|EP0570326A1 *||May 11, 1993||Nov 18, 1993||Flow-Rite Controls, Ltd.||Liquid dispensing apparatus and method|
|WO2015006348A3 *||Jul 8, 2014||Mar 19, 2015||Nch Corporation||Chemical meting system|
|International Classification||E03D9/02, E03D9/03|
|Cooperative Classification||E03D9/038, E03D2009/024|
|Jul 7, 1981||AS||Assignment|
Owner name: CLOROX COMPANY, THE, OAKLAND, CA. A CORP. OF CA.
Free format text: ASSIGNMENT OF ASSIGNORS INTEREST.;ASSIGNORS:BUELOW, JACK;DARLAND, MICHAEL A.;REEL/FRAME:003900/0200
Effective date: 19810701
|Jul 7, 1981||AS02||Assignment of assignor's interest|
|Sep 19, 1988||FPAY||Fee payment|
Year of fee payment: 4
|Sep 30, 1992||FPAY||Fee payment|
Year of fee payment: 8
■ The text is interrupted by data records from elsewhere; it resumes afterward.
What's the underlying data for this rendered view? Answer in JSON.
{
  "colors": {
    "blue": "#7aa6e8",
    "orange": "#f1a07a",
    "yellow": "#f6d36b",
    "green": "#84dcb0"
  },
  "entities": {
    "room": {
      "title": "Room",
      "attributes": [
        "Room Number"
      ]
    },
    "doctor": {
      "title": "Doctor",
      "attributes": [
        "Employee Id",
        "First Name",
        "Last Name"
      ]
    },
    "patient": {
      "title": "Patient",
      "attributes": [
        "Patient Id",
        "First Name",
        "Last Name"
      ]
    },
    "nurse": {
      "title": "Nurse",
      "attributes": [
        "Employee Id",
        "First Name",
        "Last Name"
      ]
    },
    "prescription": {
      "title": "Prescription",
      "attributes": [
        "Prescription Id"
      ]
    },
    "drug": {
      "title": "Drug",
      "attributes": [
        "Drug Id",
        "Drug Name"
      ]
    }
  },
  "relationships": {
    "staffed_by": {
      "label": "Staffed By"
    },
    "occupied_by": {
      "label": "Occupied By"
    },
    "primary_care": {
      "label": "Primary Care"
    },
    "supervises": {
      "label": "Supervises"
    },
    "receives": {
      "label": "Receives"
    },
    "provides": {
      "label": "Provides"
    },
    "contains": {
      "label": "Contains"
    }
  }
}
|Sep 30, 1996||FPAY||Fee payment|
Year of fee payment: 12